Last issue left Robert in the home of Hector, Alan Moore’s clear analogous version of Herbert West, and things are not as safe for Robert as he thinks, especially as Hector makes him a proposition over breakfast.
It turns out that James and Hector have to move on as their, behaviour and experiments have been uncovered by the university, so they leave Robert to get ready to move on as he continues to research his book.
After some conversation Robert finally get’s his hands on a copy of Hali’s Book.
Moore’s built up this book over the course of Providence so at the series halfway point we finally get what’s been the subject of Robert’s quest, and one of the things that’s been lurking in the background quietly creating a feeling of dread in that this book is a terrible, terrible thing.
After reading the book, Robert is confused to say the least, He’s got no idea what the date is, or how long he’s been in Manchester, or why the university’s youngest student Elspeth is taking such an interest in him. Meanwhile the slow sense of disquiet Moore’s built up starts to turn to unease as Black isn’t a bad man, far from it. He’s a good man, but I can’t help feeling that something quite terrible is going to come for him as some point in this story.
And it’s in Elspeth’s lodgings that something terrible happens.
And Moore doesn’t let up as to what happens, and it’s not easy to read as that terrible thing that’s been building up happening to Robert happens and it’s horrible. Really horrible, It’s also going to set off Moore’s critics but all is not as it seems here and did I say that Moore makes it completely horrible?
It’s brilliantly written, but it’s Jacen Burrows splendid art that brings home the horror.
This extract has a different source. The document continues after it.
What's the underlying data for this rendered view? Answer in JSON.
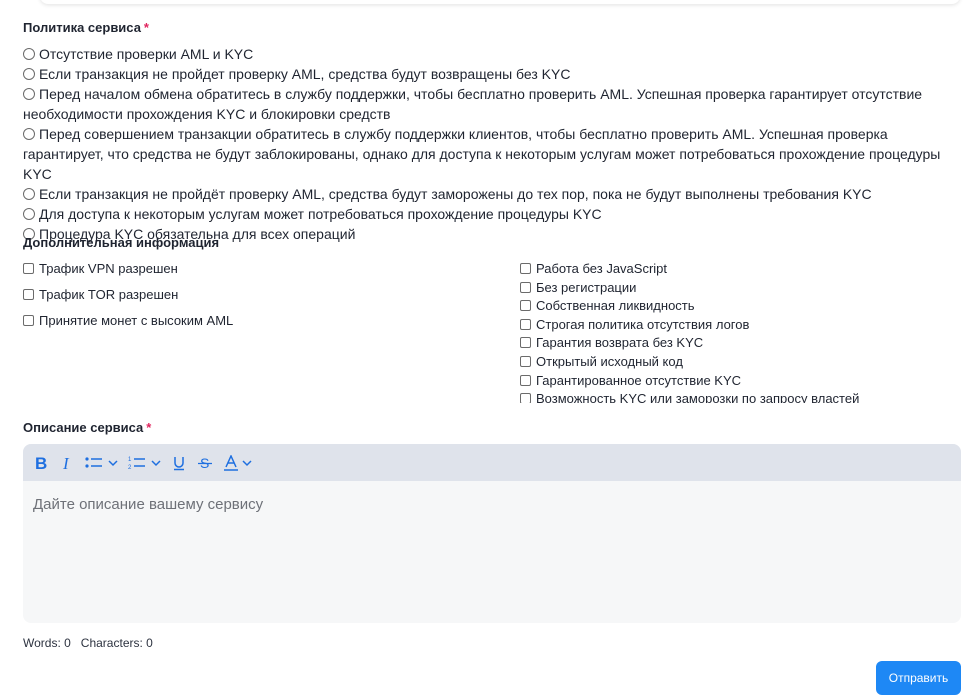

There’s little moments of subtlety in all the grotesque depictions of events that confirms Burrows as a fine comic artist that should be getting as much praise as Moore is for this series, because without a good artist this issue, and the final pages especially, wouldn’t work.
The slow burn in Providence pays off here and with another six issues to go things can’t get worse for poor Robert can they?